Please copy every line with the string "emoji" from the entries below.

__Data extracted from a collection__
────────────────────────────────────────
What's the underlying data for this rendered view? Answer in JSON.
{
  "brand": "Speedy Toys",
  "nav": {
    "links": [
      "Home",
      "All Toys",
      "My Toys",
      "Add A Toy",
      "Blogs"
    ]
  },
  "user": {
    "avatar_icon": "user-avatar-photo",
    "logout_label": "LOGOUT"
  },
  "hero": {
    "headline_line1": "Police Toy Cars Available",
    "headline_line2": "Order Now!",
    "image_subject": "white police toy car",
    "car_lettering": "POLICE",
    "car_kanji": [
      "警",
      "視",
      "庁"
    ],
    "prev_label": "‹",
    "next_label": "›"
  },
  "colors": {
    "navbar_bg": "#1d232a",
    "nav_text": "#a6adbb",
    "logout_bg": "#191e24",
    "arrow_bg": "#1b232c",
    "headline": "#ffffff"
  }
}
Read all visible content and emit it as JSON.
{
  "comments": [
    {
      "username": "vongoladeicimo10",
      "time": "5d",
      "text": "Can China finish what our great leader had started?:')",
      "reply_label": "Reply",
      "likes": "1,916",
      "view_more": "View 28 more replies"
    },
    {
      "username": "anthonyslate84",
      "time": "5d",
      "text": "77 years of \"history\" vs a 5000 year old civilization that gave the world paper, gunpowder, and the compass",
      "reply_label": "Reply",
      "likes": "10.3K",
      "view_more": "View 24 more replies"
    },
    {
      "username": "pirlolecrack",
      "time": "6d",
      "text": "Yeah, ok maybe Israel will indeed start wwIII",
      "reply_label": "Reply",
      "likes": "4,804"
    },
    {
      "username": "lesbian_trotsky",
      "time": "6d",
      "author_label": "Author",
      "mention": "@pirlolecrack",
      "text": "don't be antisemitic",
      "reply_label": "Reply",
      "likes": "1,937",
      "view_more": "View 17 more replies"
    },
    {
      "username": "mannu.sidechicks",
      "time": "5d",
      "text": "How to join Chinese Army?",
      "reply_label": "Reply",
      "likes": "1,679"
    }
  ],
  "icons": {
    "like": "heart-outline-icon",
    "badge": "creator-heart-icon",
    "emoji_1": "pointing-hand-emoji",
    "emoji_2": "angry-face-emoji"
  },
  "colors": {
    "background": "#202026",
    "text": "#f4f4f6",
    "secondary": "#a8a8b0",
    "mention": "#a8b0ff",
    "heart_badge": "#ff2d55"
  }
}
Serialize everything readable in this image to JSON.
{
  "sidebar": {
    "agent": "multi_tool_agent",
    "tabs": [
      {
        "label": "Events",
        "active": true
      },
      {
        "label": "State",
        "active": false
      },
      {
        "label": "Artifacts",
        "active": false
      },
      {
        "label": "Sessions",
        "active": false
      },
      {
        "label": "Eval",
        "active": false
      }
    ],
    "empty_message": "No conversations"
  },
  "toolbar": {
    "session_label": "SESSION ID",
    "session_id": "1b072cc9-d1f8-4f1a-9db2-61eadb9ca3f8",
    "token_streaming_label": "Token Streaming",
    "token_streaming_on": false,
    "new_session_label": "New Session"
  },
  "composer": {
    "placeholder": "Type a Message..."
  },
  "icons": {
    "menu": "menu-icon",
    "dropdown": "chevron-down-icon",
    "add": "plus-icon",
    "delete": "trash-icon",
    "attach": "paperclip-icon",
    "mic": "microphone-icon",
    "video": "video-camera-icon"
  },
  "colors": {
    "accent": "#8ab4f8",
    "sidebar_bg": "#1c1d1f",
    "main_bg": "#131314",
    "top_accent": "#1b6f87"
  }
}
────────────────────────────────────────
__Exercise result__
    "emoji_1": "pointing-hand-emoji",
    "emoji_2": "angry-face-emoji"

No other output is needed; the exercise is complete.